Interviews are a staple part of the Cambridge admissions process, and are co-ordinated by the colleges at undergraduate level. Everyone with a realistic chance of being offered a place to study at Cambridge is invited to attend an interview – that's around 75 per cent of applicants each year. So if you receive an interview invitation it means we are seriously considering you for a place at Wolfson. Remember, the interview is just one part of the admissions process, so don't think of it as make-or-break, it's just another chance for you to shine!
All students who come to Wolfson will sit an admissions assessment on the same day as their interviews (the only exceptions are Medicine and Veterinary Medicine students who take their assessments in advance). This assessment is designed to supplement the information in your application and to provide a gauge of your abilities. You will attend two interviews, each of which lasts around half an hour. For some subjects, you will be interviewed by more than one College or in the Faculty: you will be notified of this in your interview letter.
In one interview you will be interviewed by an Admissions Tutor and the Director of Studies (DoS) in your chosen subject. DoSs are listed on the relevant subjects page and are responsible for organising your study programme and monitoring your progress should you be offered a place. The other interview will be delivered by relevant members of Faculty. Some subject interviewers will be looking for evidence that you have grasped enough of the theoretical, mathematical or scientific concepts necessary to thrive on our degree course. Others will be testing your analytical skills and ability to develop, illustrate and sustain an argument.
You will also be given the opportunity to ask us anything you wish us to know and to discuss the course, College or Cambridge University.
Interviewing at Wolfson
We provide meals free of charge while you are with us and also offer you a overnight accommodation if you have come from a distance. You will typically find current students who will welcome you when you arrive in College, guide you to the interview rooms and chat with you about the College and their experiences here. If you stay overnight, they usually invite you to dine together or to drop in and chat over drinks and biscuits during the evening.
- You should dress comfortably for interview; there is no need to wear formal clothing.
- Inform yourself widely about your chosen subject. You can do this by reading beyond the immediate remit of your curriculum, such as finding journal articles, and engaging in extracurricular activities.
- Have a practice interview with someone you do not know well. This could be a senior teacher or lecturer in your current school, college or workplace.
- Most questions in Cambridge interviews are what one might term ‘what/why’ questions. In other words we might ask you what you make of a problem and then ask you to explain or justify your position. Practice discussion and analysis – talk informally to your teachers and lecturers, your family or your friends about questions that interest you. Try to explain to them clearly what you think about particular issues, and why.

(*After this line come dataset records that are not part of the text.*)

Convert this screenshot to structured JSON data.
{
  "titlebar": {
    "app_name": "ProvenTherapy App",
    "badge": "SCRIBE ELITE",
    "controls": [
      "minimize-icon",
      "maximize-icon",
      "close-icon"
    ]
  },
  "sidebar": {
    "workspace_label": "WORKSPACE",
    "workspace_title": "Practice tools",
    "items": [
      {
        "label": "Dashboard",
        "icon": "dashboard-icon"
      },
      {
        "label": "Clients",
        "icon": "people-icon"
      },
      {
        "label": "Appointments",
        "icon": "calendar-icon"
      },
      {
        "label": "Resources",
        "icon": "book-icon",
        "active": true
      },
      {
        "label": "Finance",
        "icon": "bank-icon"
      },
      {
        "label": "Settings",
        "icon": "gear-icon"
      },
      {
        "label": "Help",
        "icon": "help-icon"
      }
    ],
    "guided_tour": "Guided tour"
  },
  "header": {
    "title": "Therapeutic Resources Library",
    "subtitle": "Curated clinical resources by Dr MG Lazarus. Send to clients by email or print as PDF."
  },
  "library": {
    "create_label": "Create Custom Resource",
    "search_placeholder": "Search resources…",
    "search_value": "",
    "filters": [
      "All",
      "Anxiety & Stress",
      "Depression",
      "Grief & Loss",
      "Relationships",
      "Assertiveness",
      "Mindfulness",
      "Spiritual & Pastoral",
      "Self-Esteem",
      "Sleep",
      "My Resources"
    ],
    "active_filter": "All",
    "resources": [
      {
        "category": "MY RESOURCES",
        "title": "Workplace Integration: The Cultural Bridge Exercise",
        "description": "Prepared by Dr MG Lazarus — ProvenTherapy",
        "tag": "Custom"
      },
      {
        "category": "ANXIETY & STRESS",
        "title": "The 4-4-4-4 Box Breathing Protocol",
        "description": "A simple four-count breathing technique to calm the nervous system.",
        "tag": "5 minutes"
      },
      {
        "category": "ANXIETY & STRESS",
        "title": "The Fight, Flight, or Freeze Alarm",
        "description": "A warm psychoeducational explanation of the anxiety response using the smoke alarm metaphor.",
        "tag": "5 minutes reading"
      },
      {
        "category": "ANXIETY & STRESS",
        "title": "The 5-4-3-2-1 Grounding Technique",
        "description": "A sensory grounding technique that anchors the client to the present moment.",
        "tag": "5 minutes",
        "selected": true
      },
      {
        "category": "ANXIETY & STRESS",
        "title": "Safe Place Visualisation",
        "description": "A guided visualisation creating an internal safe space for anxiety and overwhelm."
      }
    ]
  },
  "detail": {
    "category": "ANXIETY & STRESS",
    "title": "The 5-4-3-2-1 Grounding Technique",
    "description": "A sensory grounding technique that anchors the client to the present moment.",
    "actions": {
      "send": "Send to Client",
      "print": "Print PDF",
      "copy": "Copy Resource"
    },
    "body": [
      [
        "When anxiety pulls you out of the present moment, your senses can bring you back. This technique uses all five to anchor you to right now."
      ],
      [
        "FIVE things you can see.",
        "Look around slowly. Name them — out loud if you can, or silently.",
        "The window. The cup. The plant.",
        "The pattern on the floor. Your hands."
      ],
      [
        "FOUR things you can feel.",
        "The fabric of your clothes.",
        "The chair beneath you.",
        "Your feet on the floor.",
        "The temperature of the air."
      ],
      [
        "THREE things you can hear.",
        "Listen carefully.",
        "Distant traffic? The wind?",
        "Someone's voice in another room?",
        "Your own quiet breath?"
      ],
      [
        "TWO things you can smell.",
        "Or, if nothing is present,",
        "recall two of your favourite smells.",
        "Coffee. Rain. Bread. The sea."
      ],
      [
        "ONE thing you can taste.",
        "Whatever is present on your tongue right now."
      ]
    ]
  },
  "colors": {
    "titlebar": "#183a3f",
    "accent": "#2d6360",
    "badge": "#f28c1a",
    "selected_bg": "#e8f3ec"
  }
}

- Keep a copy of your application and any other material you have submitted, and read it in advance. Keep in mind that we will be discussing your application material with you during interview.
A new student advice website, InsideUni, compiles tips from over 700 successful applicants for your benefit. You can read their tips for interviews in different subjects here. There is also general information available via the Cambridge University website.
- Remind yourself of your motivation, why do you want to study at Cambridge and why is the course right for you?
- Re-read your application and personal statement, and be ready to discuss the things you've said and studied.
- Get to the College in good time so you avoid any unnecessary stress.
- Watch this videos for more tips!
In this video, you can see four example interviews so you can get a sense of the kind of questions you might be asked. Throughout the video there are pointers on what the interviewers are looking for.
- Listen carefully
- If you don't understand something, ask for clarification
- Don't be afraid to take a moment to gather your thoughts
- Be yourself!
Remember that the interviewers are not trying to trick or scare you, they just want to know if you're right for the course. In fact, many students even enjoy the experience! It's also normal to think the interview has gone badly, according to one of the InsideUni founders, the majority of contributors thought their interview had gone terribly, but they all ended up getting a place. So don't be disheartened if you think you give a poor answer to one question, try and let it go, turn over a new page, and approach the next question as a fresh start. GOOD LUCK!